Universal Expectations 1. Be Responsible 2. Be Safe 3. Be Respectful Objectives The students will 1. be able to demonstrate appropriate behavior in the lunchroom. Set Induction Show video tape of lunchroom movement and behavior at Freedom Middle School 2. Pause the video throughout to discuss appropriate and inappropriate behaviors 3. Small group Ask the students to discuss other issues not seen in the video and how they have handled different situations in the lunchroom. 4. Class Discussion Share the ideas discussed in the small groups 5. Put matrix up on ELMO and discuss expectations for the lunchroom area Closure Review the matrix poster. 1. Ask the students to share personal experiences and/or what they have seen and heard in the lunchroom 2. Small Group Discussion What small changes can you personally make to create a more inviting and safe lunchroom? 3. Orally summarize the lunchroom expectations as they correlate to the school universal expectations. Records Teacher ______________ Class ________________ Date Taught __________ Date Modeled _________
UNIVERSAL C UR R ICULUM

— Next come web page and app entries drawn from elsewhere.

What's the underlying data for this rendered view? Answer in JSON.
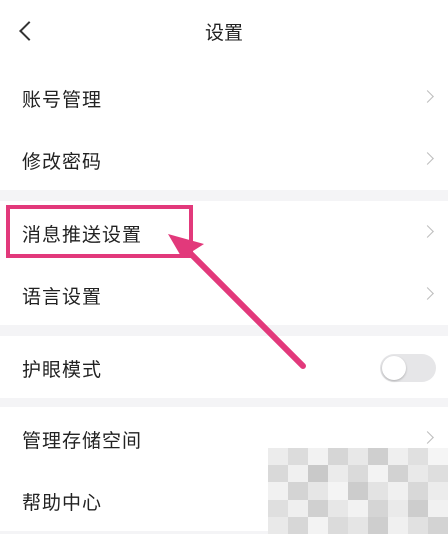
{
  "header": {
    "title": "设置"
  },
  "groups": [
    {
      "items": [
        {
          "label": "账号管理"
        },
        {
          "label": "修改密码"
        }
      ]
    },
    {
      "items": [
        {
          "label": "消息推送设置"
        },
        {
          "label": "语言设置"
        }
      ]
    },
    {
      "items": [
        {
          "label": "护眼模式",
          "toggle_on": false
        }
      ]
    },
    {
      "items": [
        {
          "label": "管理存储空间"
        },
        {
          "label": "帮助中心"
        }
      ]
    }
  ],
  "colors": {
    "highlight": "#e2397b",
    "background": "#f4f4f6",
    "card": "#ffffff"
  }
}
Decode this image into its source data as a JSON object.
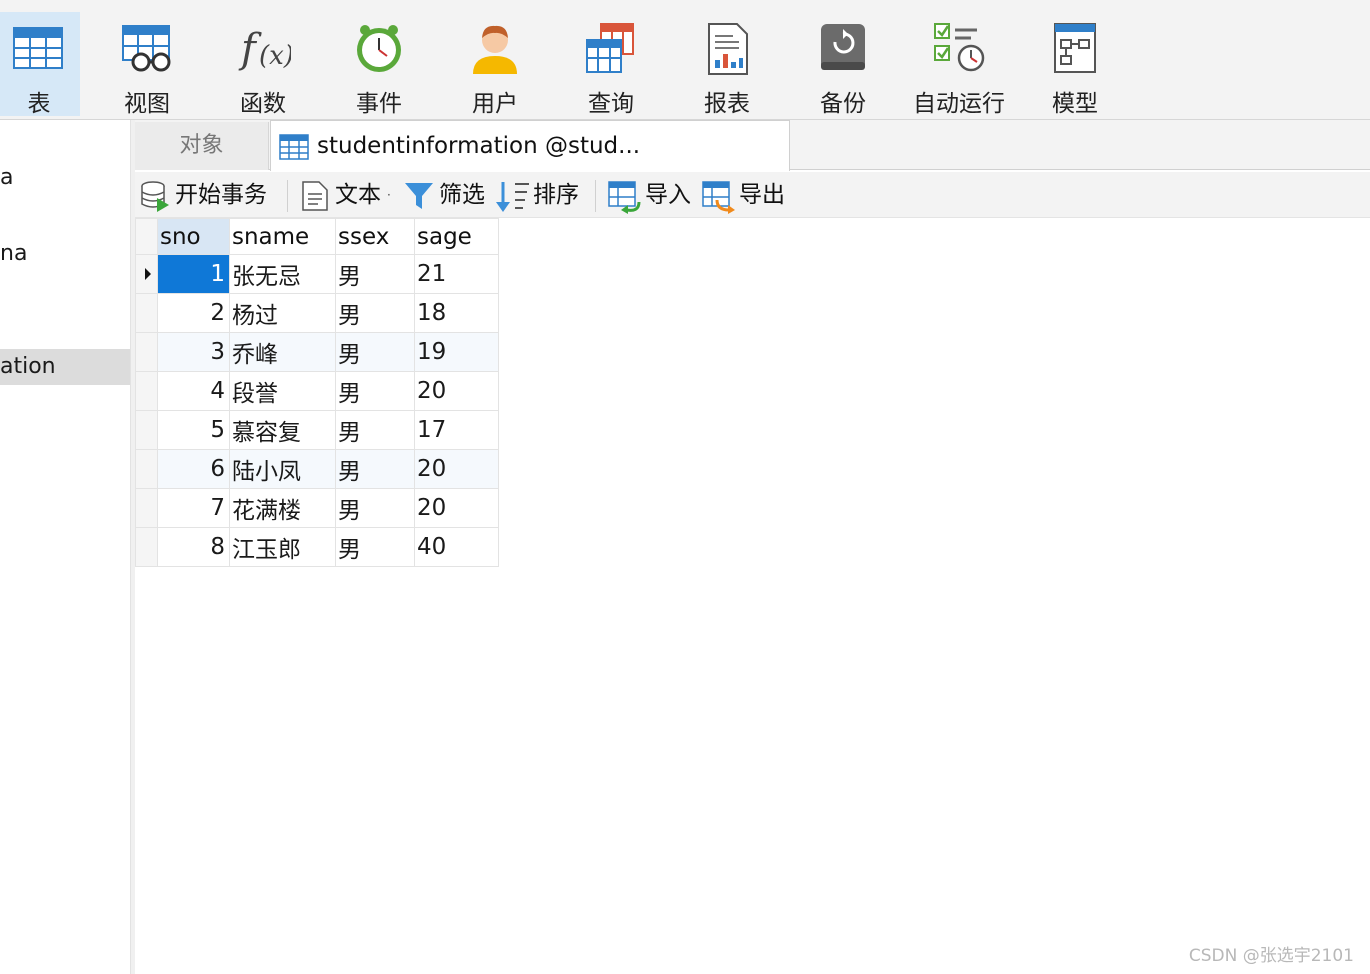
{
  "ribbon": {
    "buttons": [
      {
        "label": "表",
        "icon": "table-icon",
        "active": true
      },
      {
        "label": "视图",
        "icon": "view-icon"
      },
      {
        "label": "函数",
        "icon": "function-icon"
      },
      {
        "label": "事件",
        "icon": "event-clock-icon"
      },
      {
        "label": "用户",
        "icon": "user-icon"
      },
      {
        "label": "查询",
        "icon": "query-icon"
      },
      {
        "label": "报表",
        "icon": "report-icon"
      },
      {
        "label": "备份",
        "icon": "backup-icon"
      },
      {
        "label": "自动运行",
        "icon": "automation-icon"
      },
      {
        "label": "模型",
        "icon": "model-icon"
      }
    ]
  },
  "sidebar": {
    "items": [
      {
        "label": "a"
      },
      {
        "label": "na"
      },
      {
        "label": "ation",
        "selected": true
      }
    ]
  },
  "tabs": {
    "objects": "对象",
    "table_tab": "studentinformation @stud..."
  },
  "toolbar": {
    "begin_transaction": "开始事务",
    "text": "文本",
    "filter": "筛选",
    "sort": "排序",
    "import": "导入",
    "export": "导出"
  },
  "grid": {
    "columns": [
      "sno",
      "sname",
      "ssex",
      "sage"
    ],
    "rows": [
      [
        "1",
        "张无忌",
        "男",
        "21"
      ],
      [
        "2",
        "杨过",
        "男",
        "18"
      ],
      [
        "3",
        "乔峰",
        "男",
        "19"
      ],
      [
        "4",
        "段誉",
        "男",
        "20"
      ],
      [
        "5",
        "慕容复",
        "男",
        "17"
      ],
      [
        "6",
        "陆小凤",
        "男",
        "20"
      ],
      [
        "7",
        "花满楼",
        "男",
        "20"
      ],
      [
        "8",
        "江玉郎",
        "男",
        "40"
      ]
    ]
  },
  "watermark": "CSDN @张选宇2101",
  "colors": {
    "accent": "#0f78d7",
    "ribbon_active": "#d6e8f7",
    "sidebar_selected": "#dcdcdc"
  }
}
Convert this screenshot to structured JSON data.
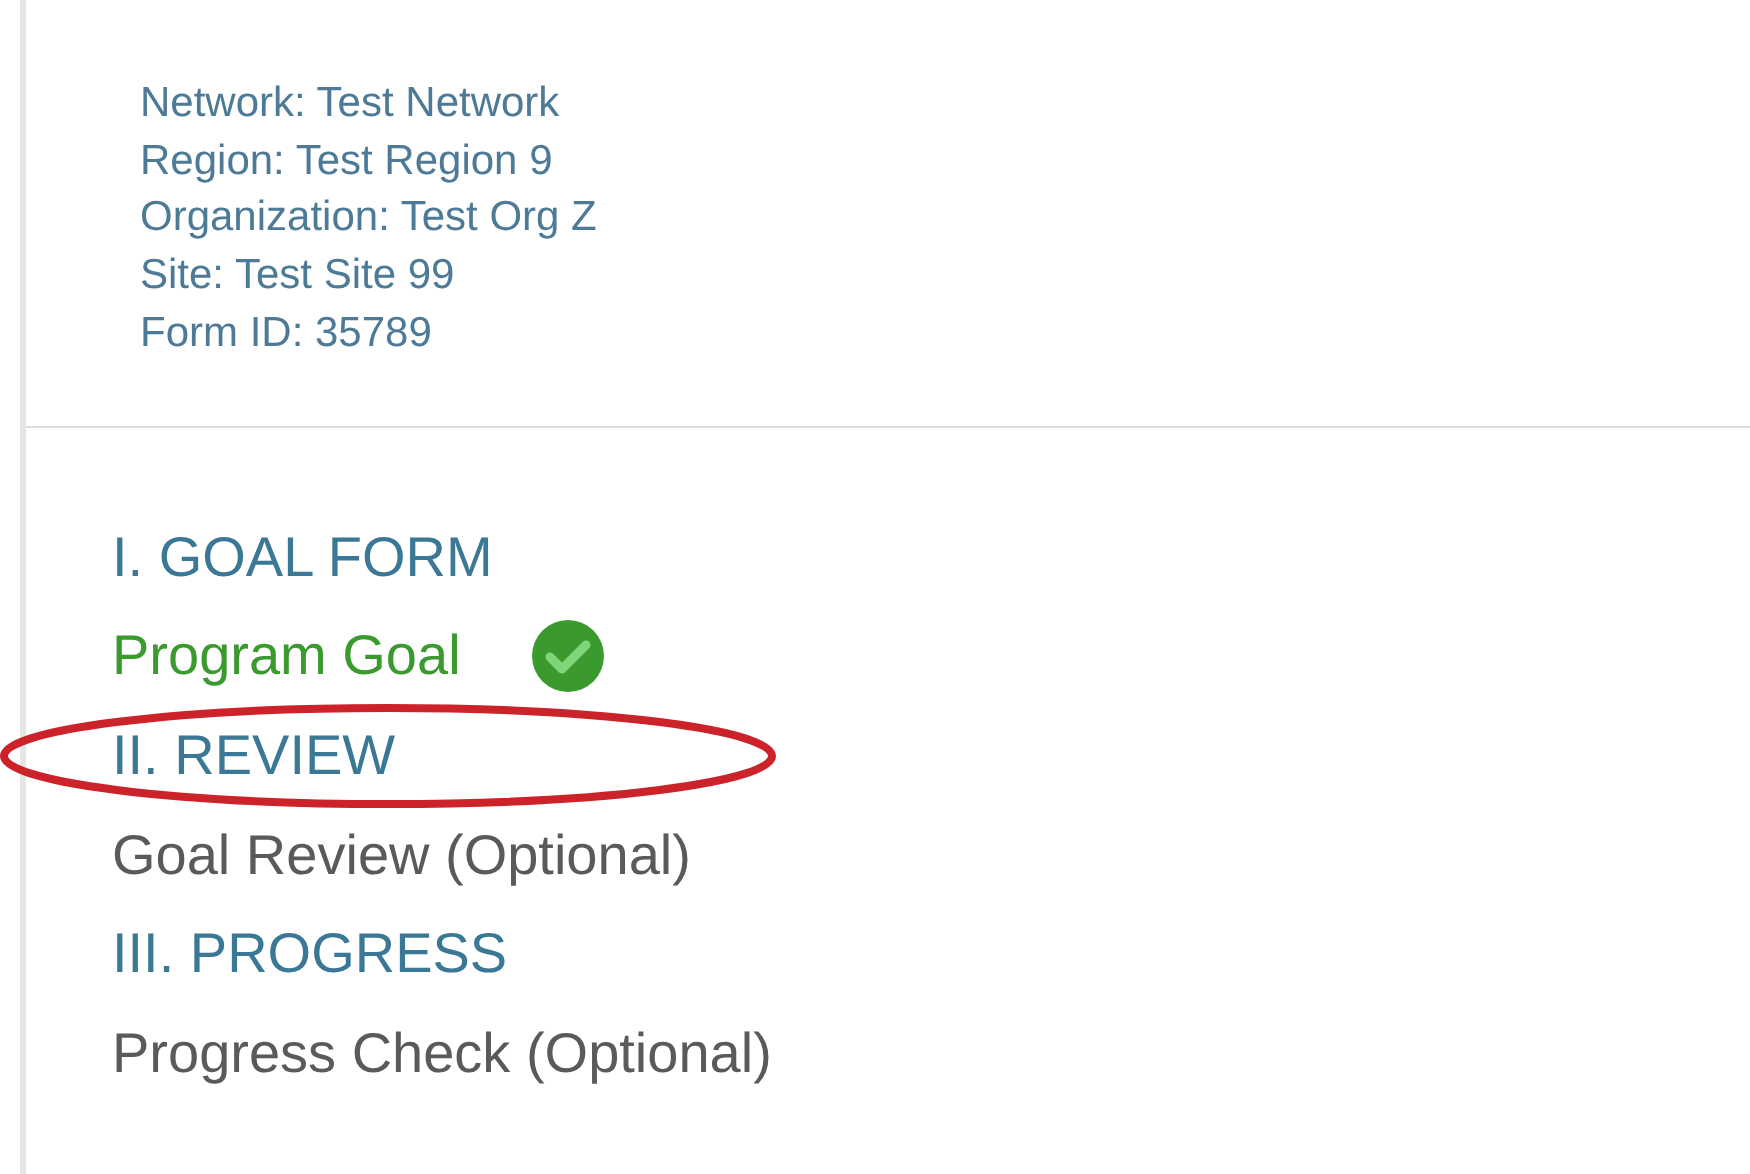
{
  "info_lines": [
    "Network: Test Network",
    "Region: Test Region 9",
    "Organization: Test Org Z",
    "Site: Test Site 99",
    "Form ID: 35789"
  ],
  "nav_items": [
    {
      "kind": "section",
      "label": "I. GOAL FORM",
      "completed": false,
      "circled": false
    },
    {
      "kind": "form",
      "label": "Program Goal",
      "completed": true,
      "circled": false
    },
    {
      "kind": "section",
      "label": "II. REVIEW",
      "completed": false,
      "circled": true
    },
    {
      "kind": "form",
      "label": "Goal Review (Optional)",
      "completed": false,
      "circled": false
    },
    {
      "kind": "section",
      "label": "III. PROGRESS",
      "completed": false,
      "circled": false
    },
    {
      "kind": "form",
      "label": "Progress Check (Optional)",
      "completed": false,
      "circled": false
    }
  ]
}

All students receive the same behavioral
curriculum/expectations
31
Freedom Middle School
LUNCHROOM EXPECTATIONS Your IRISH Best is RRS!
  • Be Respectful
  • Offer others a place to sit
  • Use inside voice
  • Sit properly at table
  • Eat your own food
  • Wait for your turn

SAMPLE POSTER
GOAL
41 POSITIVE REINFORCEMENT
Be Responsible 1. Listen to supervisors 2. Keep
lunchroom clean 3. Clean up after yourself 4. Do
not waste food
MODEL
Be Safe 1. Wash hands appropriately 2. Always
walk 3. Be aware of others
32
2014-2015 FMS Infraction Slip Sample
  • FMS Honor Level Infraction Slip
  • Student _________________________________________
    ________ Grade ________
  • Teacher _________________________________________
    __ Date _________ Time _________
  • Location ___ classroom ___ hallway ___ library
    ___ restroom ___ outside ___ lunch room ___ gym
  • Others Involved ___ none ___ staff ___
    teacher ___ unknown ___ Peers
    (_________________________________)
  • Motivation ___ obtain peer attention ___
    avoid task/activity ___ dont know ___ avoid
    peer
  • ___ obtain adult attention
    ___ avoid adult ___ obtain
    item/activity
  • 1 point Minor Infractions
  • A. Arrive to school and class on time
  • B. Come prepared to class (including agenda)
  • C. Return materials from home
  • 3 point Moderate Infractions
  • D. Move and act in a safe and orderly manner
    while on campus
  • E. Follow directions and school and classroom
    rules
  • 5 point Moderate Infractions
  • F. Use appropriate language

Comments
33
FMS RtI Behavior Reward System
STARRS CARD ___________________________ (Studen
t Name) S Students T Truly A Are R
Respectful R Responsible S Safe KEEP UP
THE GREAT WORK!!!!
You are being recognized for setting a positive
example for other students at Freedom Middle
School!!
34
Your IRISH Best is RRS Respectful Responsible
Safe
35
FREEDOM AREA SCHOOL DISTRICT RESPONSE TO
INTERVENTION (RtI) PROGRAMS PARENT/GUARDIAN QUE
STIONS???? Thank you for attending this
evening!!!
About PowerShow.com